• **Directions**:
Please filter the listing below and copy out the lines that hold "Nodes".

• **Entries shown**:
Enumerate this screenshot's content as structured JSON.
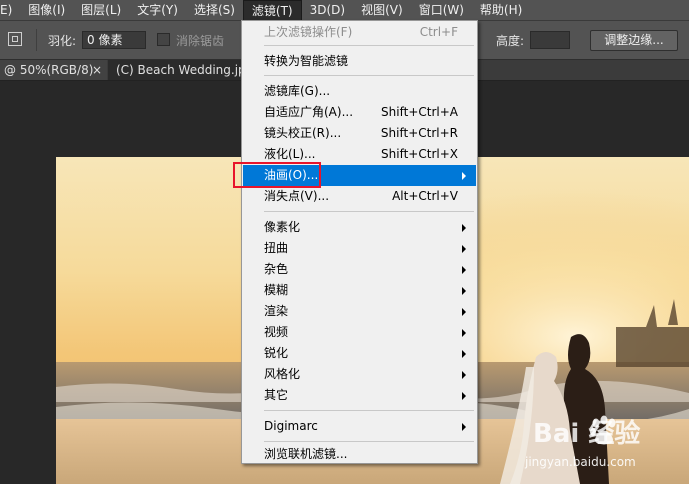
{
  "menubar": {
    "items": [
      "E)",
      "图像(I)",
      "图层(L)",
      "文字(Y)",
      "选择(S)",
      "滤镜(T)",
      "3D(D)",
      "视图(V)",
      "窗口(W)",
      "帮助(H)"
    ],
    "active_index": 5
  },
  "options": {
    "feather_label": "羽化:",
    "feather_value": "0 像素",
    "antialias_label": "消除锯齿",
    "height_label": "高度:",
    "refine_edge_label": "调整边缘..."
  },
  "tabs": {
    "tab1_label": "@ 50%(RGB/8)",
    "tab1_close": "×",
    "tab2_label": "(C) Beach Wedding.jpg @"
  },
  "filter_menu": {
    "last_filter": {
      "label": "上次滤镜操作(F)",
      "shortcut": "Ctrl+F"
    },
    "convert_smart": {
      "label": "转换为智能滤镜"
    },
    "filter_gallery": {
      "label": "滤镜库(G)..."
    },
    "adaptive_wide": {
      "label": "自适应广角(A)...",
      "shortcut": "Shift+Ctrl+A"
    },
    "lens_correction": {
      "label": "镜头校正(R)...",
      "shortcut": "Shift+Ctrl+R"
    },
    "liquify": {
      "label": "液化(L)...",
      "shortcut": "Shift+Ctrl+X"
    },
    "oil_paint": {
      "label": "油画(O)..."
    },
    "vanishing_point": {
      "label": "消失点(V)...",
      "shortcut": "Alt+Ctrl+V"
    },
    "pixelate": {
      "label": "像素化"
    },
    "distort": {
      "label": "扭曲"
    },
    "noise": {
      "label": "杂色"
    },
    "blur": {
      "label": "模糊"
    },
    "render": {
      "label": "渲染"
    },
    "video": {
      "label": "视频"
    },
    "sharpen": {
      "label": "锐化"
    },
    "stylize": {
      "label": "风格化"
    },
    "other": {
      "label": "其它"
    },
    "digimarc": {
      "label": "Digimarc"
    },
    "browse_online": {
      "label": "浏览联机滤镜..."
    }
  },
  "watermark": {
    "brand": "Bai  经验",
    "url": "jingyan.baidu.com"
  },
  "colors": {
    "highlight": "#0078d7",
    "annotation_box": "#e8152b"
  }
}
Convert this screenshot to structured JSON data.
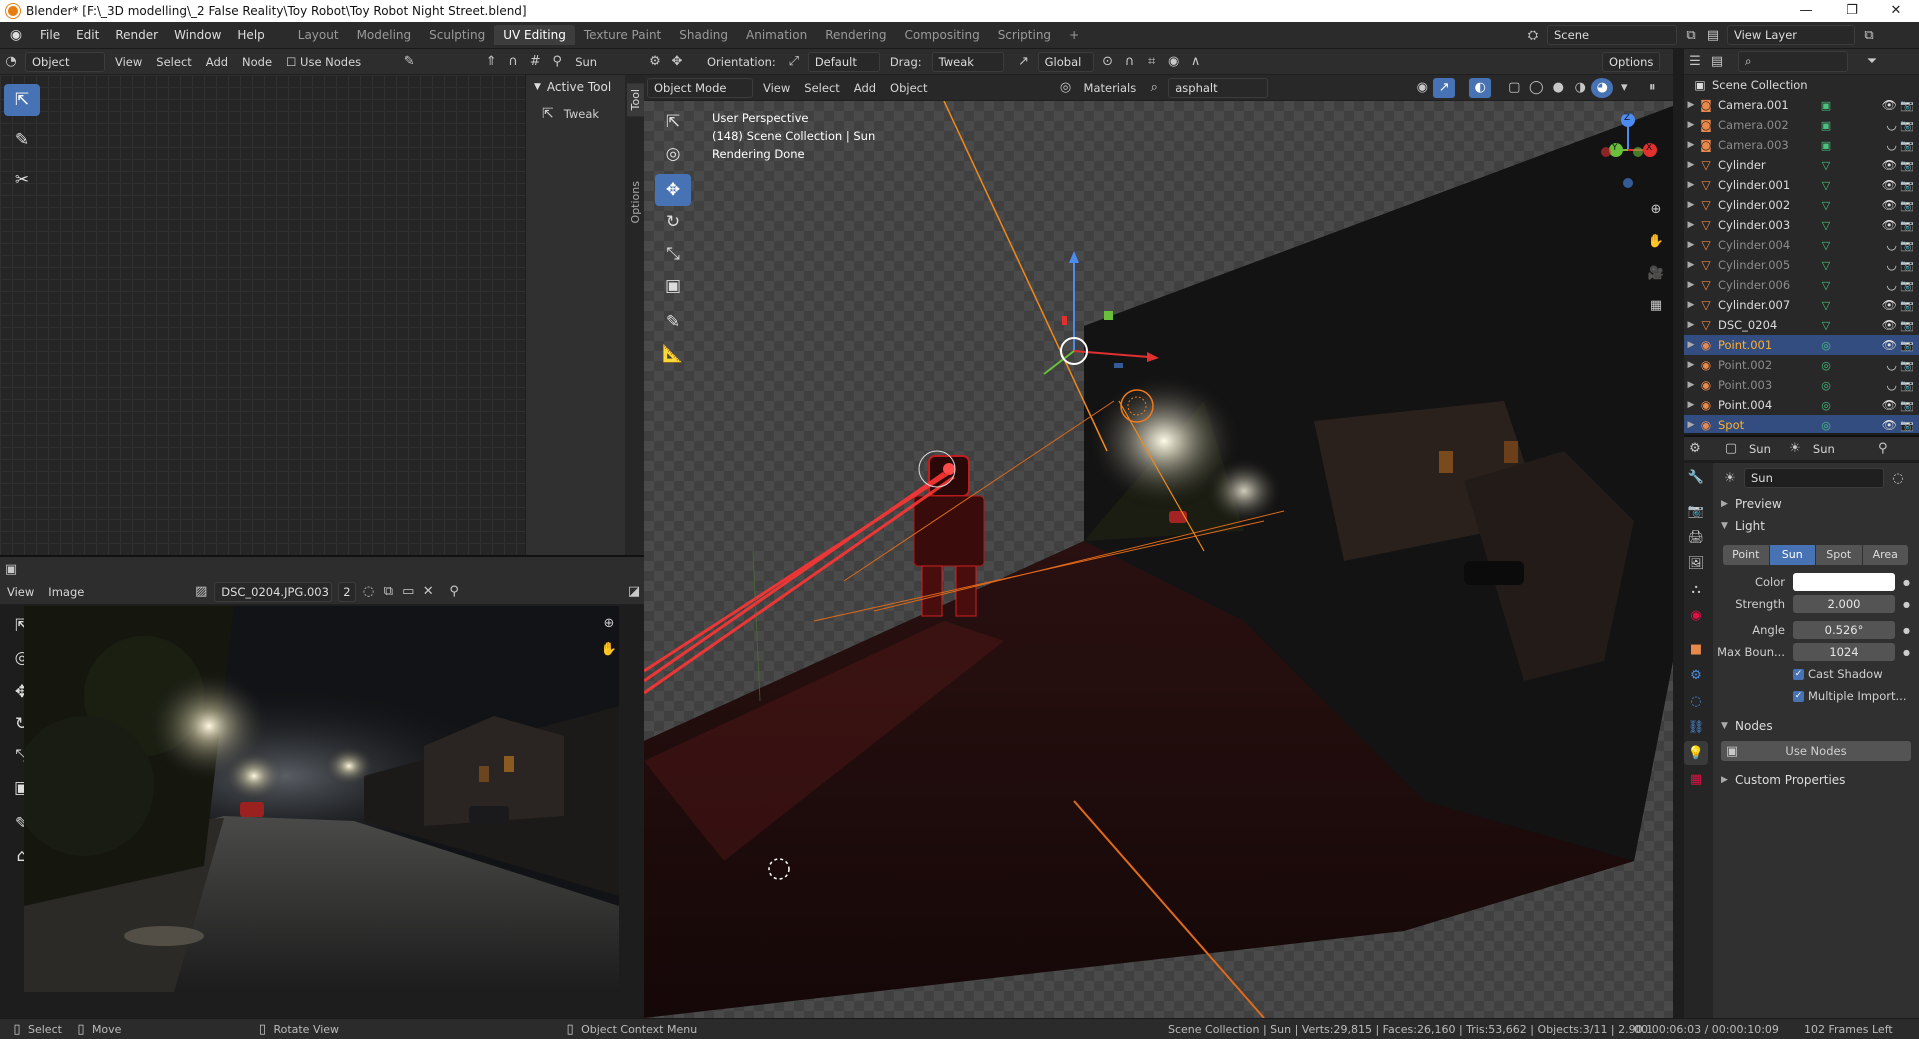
{
  "window": {
    "title": "Blender* [F:\\_3D modelling\\_2 False Reality\\Toy Robot\\Toy Robot Night Street.blend]",
    "min": "—",
    "max": "❐",
    "close": "✕"
  },
  "menu": [
    "File",
    "Edit",
    "Render",
    "Window",
    "Help"
  ],
  "workspaces": [
    "Layout",
    "Modeling",
    "Sculpting",
    "UV Editing",
    "Texture Paint",
    "Shading",
    "Animation",
    "Rendering",
    "Compositing",
    "Scripting"
  ],
  "workspace_add": "+",
  "scene": {
    "label": "Scene",
    "view_layer": "View Layer"
  },
  "node_editor": {
    "type_label": "Object",
    "menus": [
      "View",
      "Select",
      "Add",
      "Node"
    ],
    "use_nodes": "Use Nodes",
    "light_name": "Sun",
    "active_tool_header": "Active Tool",
    "active_tool": "Tweak",
    "side_tabs": [
      "Tool",
      "Options"
    ]
  },
  "image_editor": {
    "menus": [
      "View",
      "Image"
    ],
    "image_name": "DSC_0204.JPG.003",
    "users": "2"
  },
  "viewport_header": {
    "orientation_label": "Orientation:",
    "orientation": "Default",
    "drag_label": "Drag:",
    "drag": "Tweak",
    "transform": "Global",
    "options": "Options"
  },
  "viewport": {
    "mode": "Object Mode",
    "menus": [
      "View",
      "Select",
      "Add",
      "Object"
    ],
    "material_mode": "Materials",
    "material_search": "asphalt",
    "info": [
      "User Perspective",
      "(148) Scene Collection | Sun",
      "Rendering Done"
    ],
    "gizmo_axes": [
      "Z",
      "Y",
      "X"
    ]
  },
  "outliner": {
    "root": "Scene Collection",
    "items": [
      {
        "name": "Camera.001",
        "icon": "camera-icon",
        "dim": false,
        "sel": false,
        "vis": true
      },
      {
        "name": "Camera.002",
        "icon": "camera-icon",
        "dim": true,
        "sel": false,
        "vis": false
      },
      {
        "name": "Camera.003",
        "icon": "camera-icon",
        "dim": true,
        "sel": false,
        "vis": false
      },
      {
        "name": "Cylinder",
        "icon": "mesh-icon",
        "dim": false,
        "sel": false,
        "vis": true
      },
      {
        "name": "Cylinder.001",
        "icon": "mesh-icon",
        "dim": false,
        "sel": false,
        "vis": true
      },
      {
        "name": "Cylinder.002",
        "icon": "mesh-icon",
        "dim": false,
        "sel": false,
        "vis": true
      },
      {
        "name": "Cylinder.003",
        "icon": "mesh-icon",
        "dim": false,
        "sel": false,
        "vis": true
      },
      {
        "name": "Cylinder.004",
        "icon": "mesh-icon",
        "dim": true,
        "sel": false,
        "vis": false
      },
      {
        "name": "Cylinder.005",
        "icon": "mesh-icon",
        "dim": true,
        "sel": false,
        "vis": false
      },
      {
        "name": "Cylinder.006",
        "icon": "mesh-icon",
        "dim": true,
        "sel": false,
        "vis": false
      },
      {
        "name": "Cylinder.007",
        "icon": "mesh-icon",
        "dim": false,
        "sel": false,
        "vis": true
      },
      {
        "name": "DSC_0204",
        "icon": "mesh-icon",
        "dim": false,
        "sel": false,
        "vis": true
      },
      {
        "name": "Point.001",
        "icon": "light-icon",
        "dim": false,
        "sel": true,
        "vis": true
      },
      {
        "name": "Point.002",
        "icon": "light-icon",
        "dim": true,
        "sel": false,
        "vis": false
      },
      {
        "name": "Point.003",
        "icon": "light-icon",
        "dim": true,
        "sel": false,
        "vis": false
      },
      {
        "name": "Point.004",
        "icon": "light-icon",
        "dim": false,
        "sel": false,
        "vis": true
      },
      {
        "name": "Spot",
        "icon": "light-icon",
        "dim": false,
        "sel": true,
        "vis": true
      }
    ]
  },
  "properties": {
    "breadcrumb_obj": "Sun",
    "breadcrumb_data": "Sun",
    "datablock": "Sun",
    "sections": {
      "preview": "Preview",
      "light": "Light",
      "nodes": "Nodes",
      "custom": "Custom Properties"
    },
    "light_types": [
      "Point",
      "Sun",
      "Spot",
      "Area"
    ],
    "active_light_type": "Sun",
    "fields": [
      {
        "label": "Color",
        "value": "",
        "kind": "color"
      },
      {
        "label": "Strength",
        "value": "2.000",
        "kind": "num"
      },
      {
        "label": "Angle",
        "value": "0.526°",
        "kind": "num"
      },
      {
        "label": "Max Boun...",
        "value": "1024",
        "kind": "num"
      }
    ],
    "cast_shadow": "Cast Shadow",
    "multiple_import": "Multiple Import...",
    "use_nodes": "Use Nodes"
  },
  "statusbar": {
    "select": "Select",
    "move": "Move",
    "rotate": "Rotate View",
    "context": "Object Context Menu",
    "stats": "Scene Collection | Sun | Verts:29,815 | Faces:26,160 | Tris:53,662 | Objects:3/11 | 2.90.1",
    "time": "00:00:06:03 / 00:00:10:09",
    "frames": "102 Frames Left"
  },
  "colors": {
    "accent": "#4772b3",
    "orange": "#e87d0d",
    "selected_text": "#ffaf29"
  }
}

• **Response for this exercise**:
    "use_nodes": "Use Nodes",
      "nodes": "Nodes",
    "use_nodes": "Use Nodes"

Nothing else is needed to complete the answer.